For the word "PowerPoint", find each line in the entries where it occurs and copy that line.

Component data from apps and pages
▼

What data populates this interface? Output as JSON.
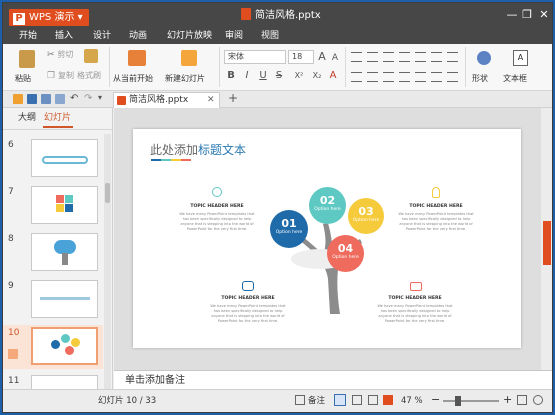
{
  "app": {
    "name": "WPS 演示",
    "logo": "P",
    "doc_title": "简洁风格.pptx"
  },
  "menu": [
    "开始",
    "插入",
    "设计",
    "动画",
    "幻灯片放映",
    "审阅",
    "视图"
  ],
  "ribbon": {
    "paste": "粘贴",
    "cut": "剪切",
    "copy": "复制",
    "format_painter": "格式刷",
    "from_current": "从当前开始",
    "new_slide": "新建幻灯片",
    "font_name": "宋体",
    "font_size": "18",
    "shape": "形状",
    "textbox": "文本框",
    "bold": "B",
    "italic": "I",
    "underline": "U",
    "strike": "S",
    "superscript": "X²",
    "subscript": "X₂",
    "clear": "A"
  },
  "doc_tab": {
    "title": "简洁风格.pptx",
    "add": "+"
  },
  "left_panel": {
    "tab_outline": "大纲",
    "tab_slides": "幻灯片",
    "thumbnails": [
      "6",
      "7",
      "8",
      "9",
      "10",
      "11"
    ],
    "selected": "10"
  },
  "slide": {
    "title_prefix": "此处添加",
    "title_accent": "标题文本",
    "bubbles": [
      {
        "num": "01",
        "sub": "Option here",
        "color": "#1f6aa8"
      },
      {
        "num": "02",
        "sub": "Option here",
        "color": "#5ec8c2"
      },
      {
        "num": "03",
        "sub": "Option here",
        "color": "#f5ca3b"
      },
      {
        "num": "04",
        "sub": "Option here",
        "color": "#ee6b5d"
      }
    ],
    "topic_header": "TOPIC HEADER HERE",
    "topic_body": "We have many PowerPoint templates that has been specifically designed to help anyone that is stepping into the world of PowerPoint for the very first time.",
    "topic_body_lines": [
      "We have many PowerPoint templates that",
      "has been specifically designed to help",
      "anyone that is stepping into the world of",
      "PowerPoint for the very first time."
    ],
    "icons": [
      "clock-icon",
      "bulb-icon",
      "network-icon",
      "camera-icon"
    ],
    "accent_colors": [
      "#1f6aa8",
      "#5ec8c2",
      "#f5ca3b",
      "#ee6b5d"
    ]
  },
  "notes_placeholder": "单击添加备注",
  "status": {
    "slide_info": "幻灯片 10 / 33",
    "notes": "备注",
    "zoom": "47 %"
  }
}
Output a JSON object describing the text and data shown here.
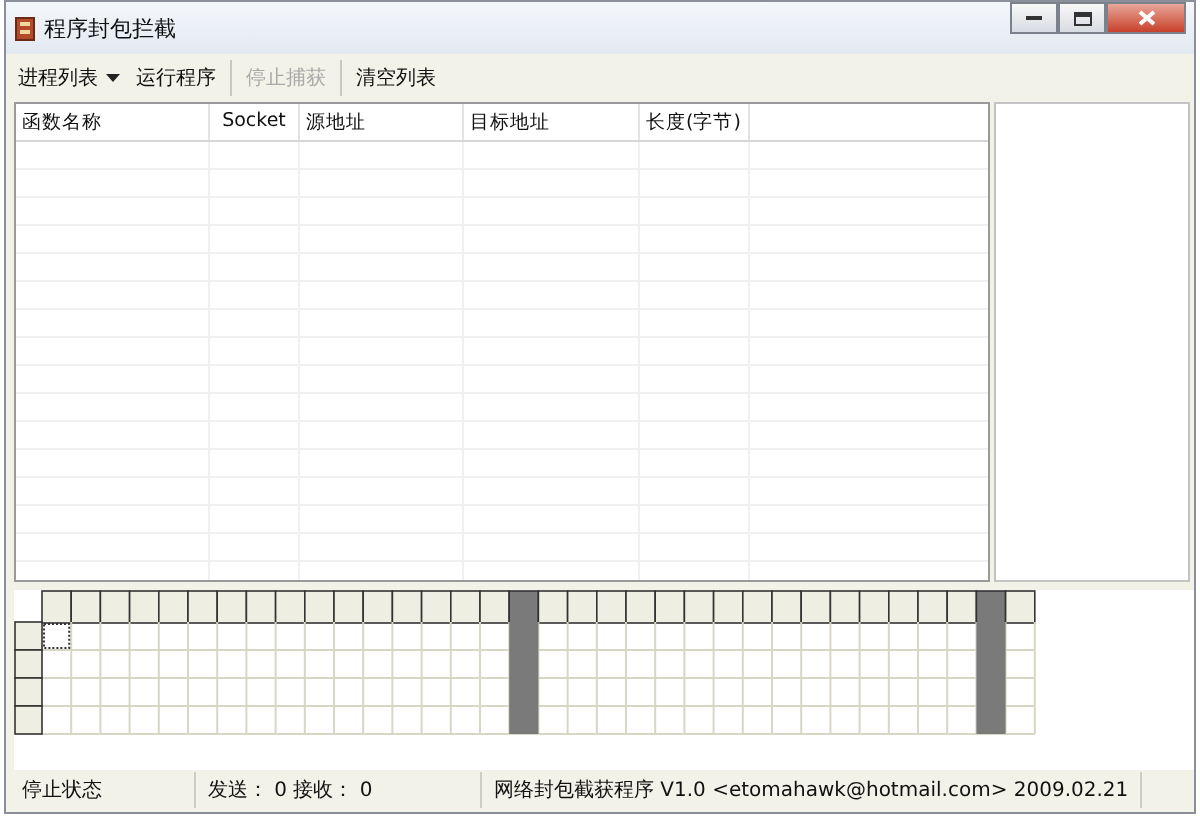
{
  "window": {
    "title": "程序封包拦截"
  },
  "toolbar": [
    {
      "label": "进程列表",
      "kind": "dropdown",
      "disabled": false
    },
    {
      "label": "运行程序",
      "kind": "button",
      "disabled": false
    },
    {
      "label": "停止捕获",
      "kind": "button",
      "disabled": true
    },
    {
      "label": "清空列表",
      "kind": "button",
      "disabled": false
    }
  ],
  "table": {
    "columns": [
      "函数名称",
      "Socket",
      "源地址",
      "目标地址",
      "长度(字节)"
    ]
  },
  "status_bar": [
    "停止状态",
    "发送： 0  接收： 0",
    "网络封包截获程序 V1.0  <etomahawk@hotmail.com>  2009.02.21"
  ]
}
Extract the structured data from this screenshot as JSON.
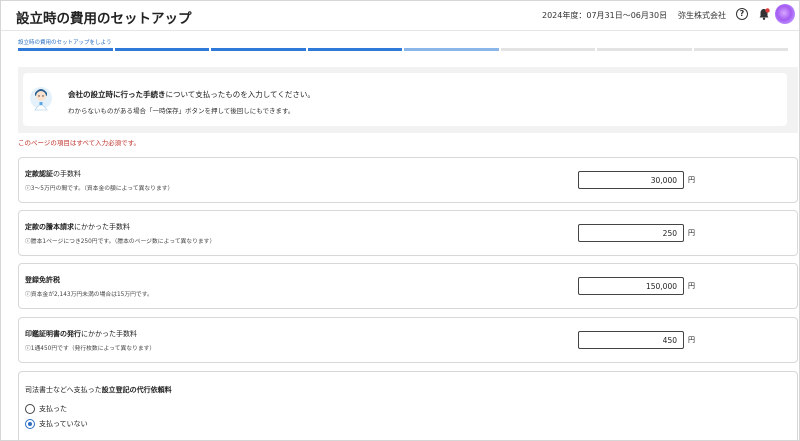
{
  "header": {
    "title": "設立時の費用のセットアップ",
    "fiscal_period": "2024年度：07月31日〜06月30日",
    "company": "弥生株式会社"
  },
  "progress": {
    "step_label": "設立時の費用のセットアップをしよう",
    "segments": [
      "done",
      "done",
      "done",
      "done",
      "cur",
      "todo",
      "todo",
      "todo"
    ]
  },
  "info": {
    "main_bold": "会社の設立時に行った手続き",
    "main_rest": "について支払ったものを入力してください。",
    "sub": "わからないものがある場合「一時保存」ボタンを押して後回しにもできます。"
  },
  "required_note": "このページの項目はすべて入力必須です。",
  "fees": [
    {
      "title_bold": "定款認証",
      "title_rest": "の手数料",
      "hint": "ⓘ3〜5万円の間です。（資本金の額によって異なります）",
      "value": "30,000",
      "unit": "円"
    },
    {
      "title_bold": "定款の謄本請求",
      "title_rest": "にかかった手数料",
      "hint": "ⓘ謄本1ページにつき250円です。（謄本のページ数によって異なります）",
      "value": "250",
      "unit": "円"
    },
    {
      "title_bold": "登録免許税",
      "title_rest": "",
      "hint": "ⓘ資本金が2,143万円未満の場合は15万円です。",
      "value": "150,000",
      "unit": "円"
    },
    {
      "title_bold": "印鑑証明書の発行",
      "title_rest": "にかかった手数料",
      "hint": "ⓘ1通450円です（発行枚数によって異なります）",
      "value": "450",
      "unit": "円"
    }
  ],
  "agent_fee": {
    "title_pre": "司法書士などへ支払った",
    "title_bold": "設立登記の代行依頼料",
    "options": [
      {
        "label": "支払った",
        "selected": false
      },
      {
        "label": "支払っていない",
        "selected": true
      }
    ]
  },
  "colors": {
    "accent": "#2f7ad9",
    "required": "#c0332a"
  }
}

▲

-- Exercise answer --
    "topic_body": "We have many PowerPoint templates that has been specifically designed to help anyone that is stepping into the world of PowerPoint for the very first time.",
      "We have many PowerPoint templates that",
      "PowerPoint for the very first time."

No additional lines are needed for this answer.